As we reach the end of the grace period for ELD compliance, the FMCSA has admitted that there are ongoing problems with the technology that they are requiring motor carriers to have. Most notably, drivers are facing issues with getting devices to track time and data accurately. In the most extreme cases, ELDs are reporting that truckers are hundreds of miles from their actual locations. Because the sole purpose of the device is to accurately track time and location, these malfunctions are worrisome. Malfunctioning ELDs pose a couple of problems:
- If truckers are over their hours because the device is incorrect, they could face fines from the FMCSA
- If they are under their hours, they could face repercussions from their employers
- If the device incorrectly reports that a truck is in a state for which the driver does not have a permit, they could face penalty for that as well
These violations could potentially endanger the livelihoods and licenses of truckers all over the country. While the FMCSA has acknowledged that there are problems with the devices, action has not yet been taken to solve the issue. Most of the people that have complained have been told to switch ELD companies.

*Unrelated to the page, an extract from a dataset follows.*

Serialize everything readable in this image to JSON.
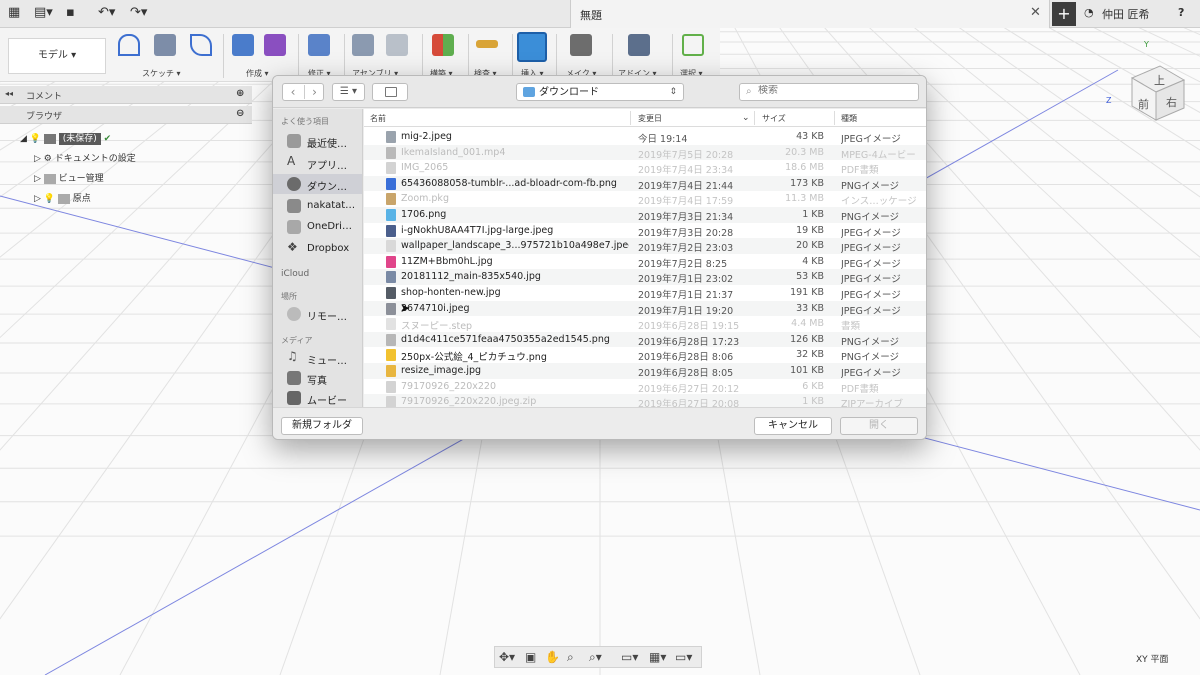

Part of the problem is that the federal agency allowed companies to self-certify that their devices worked. This practice is pretty standard for the FMCSA, but this influx of problems is unprecedented. To help offset all the problems, the FMCSA has been issuing waivers to truckers that have experienced issues, but most of them are about to expire and they have yet to issue more.
Outside of the FMCSA, independent companies that produce ELDs have increased the amount of customer service employees to handle the influx of calls they are getting in regard to misfunctioning devices. Should these issues not be resolved soon, owners and operators could face weekly fines up to 15,000 dollars. This could put many of them out of business.
Written By: Shayla Powers